by Liritzis, I., Boyatzis, S., Polymeris, A., Panagopoulou, A., Sideris, A., Rapti, S. and Levy, T.

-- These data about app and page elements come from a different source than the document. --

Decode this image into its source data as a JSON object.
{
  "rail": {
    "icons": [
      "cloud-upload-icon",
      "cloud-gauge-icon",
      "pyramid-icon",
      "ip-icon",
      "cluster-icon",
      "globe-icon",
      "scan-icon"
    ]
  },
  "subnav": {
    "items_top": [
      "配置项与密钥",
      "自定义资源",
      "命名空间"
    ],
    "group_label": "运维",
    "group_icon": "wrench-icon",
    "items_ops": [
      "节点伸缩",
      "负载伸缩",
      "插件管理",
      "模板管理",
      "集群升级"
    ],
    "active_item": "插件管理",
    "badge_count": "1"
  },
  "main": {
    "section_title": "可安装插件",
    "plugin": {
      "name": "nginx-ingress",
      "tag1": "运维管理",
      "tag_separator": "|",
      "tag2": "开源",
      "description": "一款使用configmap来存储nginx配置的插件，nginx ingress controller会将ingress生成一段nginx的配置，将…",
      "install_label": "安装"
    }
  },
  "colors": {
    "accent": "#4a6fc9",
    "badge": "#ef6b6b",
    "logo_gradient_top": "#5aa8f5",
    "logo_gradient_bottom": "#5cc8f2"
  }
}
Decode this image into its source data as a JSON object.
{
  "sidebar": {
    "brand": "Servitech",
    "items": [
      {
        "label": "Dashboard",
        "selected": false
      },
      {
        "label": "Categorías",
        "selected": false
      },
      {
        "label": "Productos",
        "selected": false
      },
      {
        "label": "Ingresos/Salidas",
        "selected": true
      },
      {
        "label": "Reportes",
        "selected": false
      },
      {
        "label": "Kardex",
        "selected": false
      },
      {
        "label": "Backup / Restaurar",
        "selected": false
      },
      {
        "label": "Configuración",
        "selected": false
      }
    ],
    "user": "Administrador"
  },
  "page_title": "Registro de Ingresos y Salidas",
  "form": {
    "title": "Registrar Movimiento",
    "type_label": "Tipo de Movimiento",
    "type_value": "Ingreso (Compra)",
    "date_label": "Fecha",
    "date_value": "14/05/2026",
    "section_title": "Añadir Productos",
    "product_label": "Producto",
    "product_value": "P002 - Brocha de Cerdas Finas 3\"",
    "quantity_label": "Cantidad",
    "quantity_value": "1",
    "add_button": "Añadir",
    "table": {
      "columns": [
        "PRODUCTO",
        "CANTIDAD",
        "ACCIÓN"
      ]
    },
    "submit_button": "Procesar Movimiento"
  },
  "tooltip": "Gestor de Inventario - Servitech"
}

Τhe excavated materials of the Late Helladic III settlement Kastrouli in Phokis, Greece has produced signifi-cant diverse information regarding chronology, human mobility, diet, characterization and provenance. The comingled burial of Tomb A and the finds from at least two buildings also contained some strange materials which properly analyzed offer a plea for caution. Moreover, they offer an opportunity to examine technolog-ical aspects, identification of species, dating and firing conditions. The few materials investigated here by Optical microscopy (OM), SEM-EDS, FTIR and 14C include some spongy-like fibers, an incised ceramic sherd, a burnt bone, burnt clay and four radiocarbon dates of charcoal and bone. It was found that the spongy material was 14C dated to a modern loofah intruded in the tomb A; and the “decoration” in the grooves in the incised ceramic was remnants of the soil in which it was buried and not any possible incrustation or filling with unfired clay. The burnt animal bone analysis by FTIR provided a possible firing at ca 400-550 oC. The OM of the burnt clay has not produced any possible print textile. The radiocarbon dating of charcoal and one bone produced dates ca.13th c BCE, and the spans from 14thc BCE to late 12th C BCE is discussed in the light of wiggles during this period in the calibration curve..